Golden Spikes winner. Minor league Player of the Year. Rookie of the Year. MVP. A 2017 campaign that was better in some ways than the previous. A start to 2018 that had him on pace to blow away all of his career highs. Unlike Joe Flacco, the accolades prove beyond a shadow of a doubt that Kris Bryant is indeed elite.
But in this instant-gratification, what-have-you-done-for-me-lately world, all it took for people to forget the past was a present in which Bryant battled a debilitating shoulder injury. Some saw David Bote’s heroic home runs and decided the Cubs would be better off trading their superstar while they still could. It didn’t help that ESPN’s Buster Olney made such a move seem like a real possibility.
When CI reported that Bryant was pouring himself into his offseason workouts with an intensity never before seen by those around him, people made jokes about “best shape of his life” tropes. When he went back to his old swing, some of those same people worried that his shoulder was a ticking time bomb. When he displayed that familiar easy power in the cage, people said they’d believe it when he did it in a game.
All it took was one at-bat for Bryant to shut those doubters up, and you can rest assured he’s planning to take a helluva lot more swings at that hater piñata over the course of the season.
“You know, when you’re not playing, you have a whole lot of time to kind of just sit there and either go through a Twitter rabbit hole or whatever, you start seeing things about yourself,” Bryant told members of the media* after Saturday’s opener. “And seeing things saying, ‘Trade him,’ and this and that. And I’m like, ‘All right.’ I’m motivated.
“Keep them coming. Bring it. Whatever you guys write, I try not to read it. Most of you guys are great anyway, but honestly, like I said, it’s, ‘What have you done for me lately?’ And last year I didn’t really do anything. And, sure, it was warranted, but boy did it motivate me this year. I’m excited.”
The best part about this is Bryant talking about seeing things on Twitter, then saying that he doesn’t read what the beat writers put out. And then, realizing in real time that he’d thrown a little low-key shade at them, he made sure to offer a compliment before really going in on the vengeance narrative.
“As easy as it may have seemed for me my first four years, even going back to college and high school, there’s always people that say things,” Bryant offered. “And the negative stuff always stands out more, because negativity kind of sells. People want to read that stuff. So, that’s kind of the things that really stuck out to me, but it wasn’t really the first time I’ve been doubted.
“That’s why I think I am where I’m at in terms of my abilities in baseball, because I read one thing or something and it just motivates me to just either shut that person up or prove them wrong. I’ve been doing that pretty much my whole life. So, bring it on.”
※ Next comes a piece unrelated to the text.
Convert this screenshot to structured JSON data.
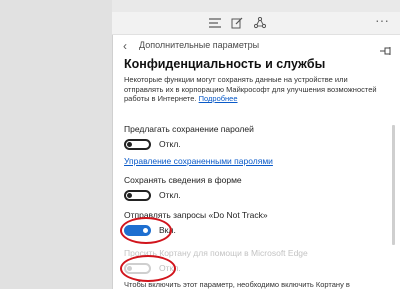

And he’s not just making stuff up about that criticism dating back to his prep days. The cutthroat Las Vegas baseball scene is populated by scouts and coaches with agendas for days, and they’ll gladly badmouth a kid who doesn’t help them further their own ends. Bryant probably won’t address that much more specifically than we saw above, but his father, Mike Bryant, shared some of his frustrations as part of a much bigger interview with CI prior to the 2017 season.
The apple may have rolled a little far from the tree when it comes to bluntness, but the younger Bryant is tapping into a little more of that intensity these days. Encountering your athletic mortality has a way of changing people, maybe allowing them to tap into previously unknown wells of ability. Not that there was anything lacking in Bryant’s game or personality in the past, but perhaps being a little pissed off and playing with a chip on his shoulder will make him even better.
And despite what some poor, misguided souls seem to believe after last season, being even better means being the best player Cubs fans have ever seen.
*This particular link is to a lengthy Medium post by Jordan Bastian, the new Cubs beat writer for MLB.com. Bastian replaced Carrie Muskat this winter and has quickly established himself as a must-follow for Cubs fans. His reports from spring have been phenomenal, whether it’s the images he captures with his SLR or the in-depth coverage across different platforms.